So, it’s A-level results day. You’re probably feeling anxious about receiving your results. You’ve possibly got a conditional university place, or you may have something else lined up, which may or may not depend on your grades. A very stressful, scary time all around, and one I wish you nothing but the best with.

Imagine this. It’s 2011, and you have just completed an AS-level exam in German. You struggled through the listening portion of the reading, listening, and writing exam, and came out of the exam flustered and anxious, hearing your classmates discussing that the listening section was about accommodation, when you’d thought it made little to no sense and was about the future. Dread and fear floods through you, and you know that you’ll get a bad grade, despite having written a good essay, and having understood the reading portion.

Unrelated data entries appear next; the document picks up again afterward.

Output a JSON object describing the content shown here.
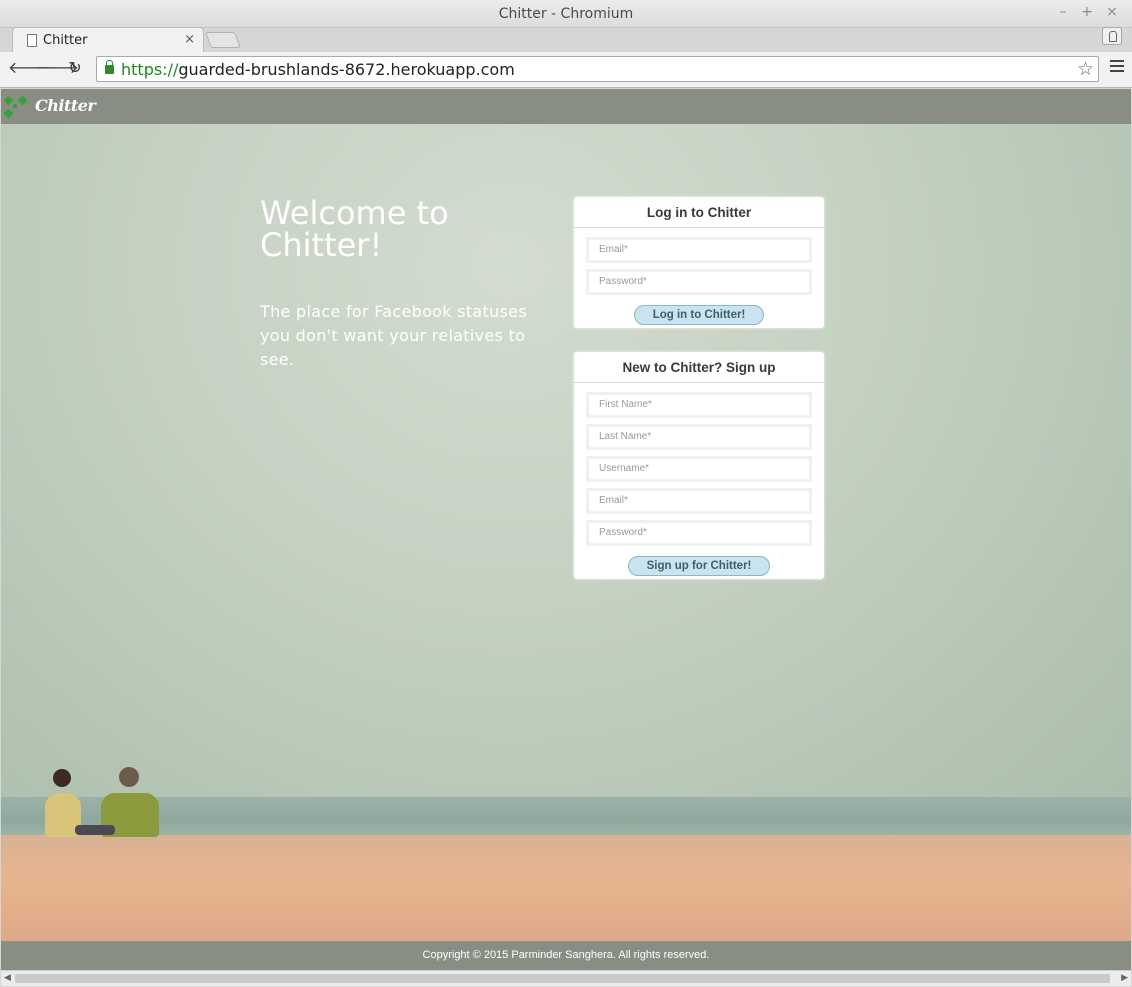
{
  "window": {
    "title": "Chitter - Chromium",
    "controls": {
      "minimize": "–",
      "maximize": "+",
      "close": "×"
    }
  },
  "tab": {
    "title": "Chitter",
    "close": "×"
  },
  "toolbar": {
    "back": "🡐",
    "forward": "🡒",
    "reload": "↻",
    "url_scheme": "https://",
    "url_rest": "guarded-brushlands-8672.herokuapp.com",
    "star": "☆"
  },
  "site": {
    "brand": "Chitter",
    "welcome_title": "Welcome to Chitter!",
    "tagline": "The place for Facebook statuses you don't want your relatives to see.",
    "footer": "Copyright © 2015 Parminder Sanghera. All rights reserved."
  },
  "login": {
    "heading": "Log in to Chitter",
    "email_placeholder": "Email*",
    "password_placeholder": "Password*",
    "button": "Log in to Chitter!"
  },
  "signup": {
    "heading": "New to Chitter? Sign up",
    "first_name_placeholder": "First Name*",
    "last_name_placeholder": "Last Name*",
    "username_placeholder": "Username*",
    "email_placeholder": "Email*",
    "password_placeholder": "Password*",
    "button": "Sign up for Chitter!"
  },
  "colors": {
    "navbar": "#898e85",
    "button_bg": "#c9e3ef",
    "logo_green": "#3aa036",
    "url_scheme": "#1e8a1e"
  }
}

You wished that you’d told someone – a teacher or a parent – that you cannot hear properly in one ear and have never been able to. But you refuse to, for fear of being judged, ridiculed and ignored. You’re scared to be seen as different. Sound familiar?

AS-level results day rolls around. You arrive at school and open up your results. You get a miraculous A in the speaking portion of German AS-level, and a D in the other exam. The worst bit is, you still don’t tell your teachers or parents quite why there is such a stark difference. You don’t tell anyone that you’ve spent the past 17 years of your life coping through lipreading. You don’t let it slip that you’re struggling, quite literally, in silence.

You knuckle down and buy yourself a book on 555 German verbs and try to improve your grades in every which way, to compensate for the secret that you’re hiding. You spend hours trying to work out the past participles and the imperfect tenses of a foreign language. You don’t tell anyone except for a trusted friend that you think you’re deaf in one ear and always have been. You push it down, ignore it. You don’t want to be seen as different, you don’t want to have to get a hearing aid or have special considerations, even though you know deep down that you would qualify for them.

You’re determined to get a B in German. You retake the AS exam in the January exam season. You can use headphones this time, and still only get a C, but it’s enough. You don’t have a listening exam in the A-level exam that summer and achieve a C in the speaking this time around, and a B in the other paper. You achieve a B grade overall and get into university. Your teachers are impressed and pat themselves on the back for helping you do so much better in the more difficult A2 exams.

You get to university and realise that you cannot hear a thing in crowded, echoey lecture theatres, and promptly leave after Fresher’s week, because you cannot mentally deal with the thought of spending another four years struggling. You don’t tell anyone that you’re struggling with your hearing loss for five more years, and that it’s part of why you feel so lost and scared at 18.

This was my reality as a very stubborn teenager with undiagnosed, single-sided deafness. I caused myself a lot more stress than was necessary, and a decade later I regret not having told anyone that I was struggling. If I had the opportunity to change anything from my school days, it would be about not telling the right people that I could not hear, meaning I would have been diagnosed sooner and been able to advocate for myself and others.

If anything I’ve mentioned here sounds like it could be your life, please talk to someone. You’ll feel a lot better about both your education and future. You will definitely be heard, and help will be at hand.


Jenny has single-sided high-frequency sensorineural hearing loss in her left ear, which is severe to profound at the highest frequencies. Jenny uses a Phonak Receiver-In-Ear hearing aid.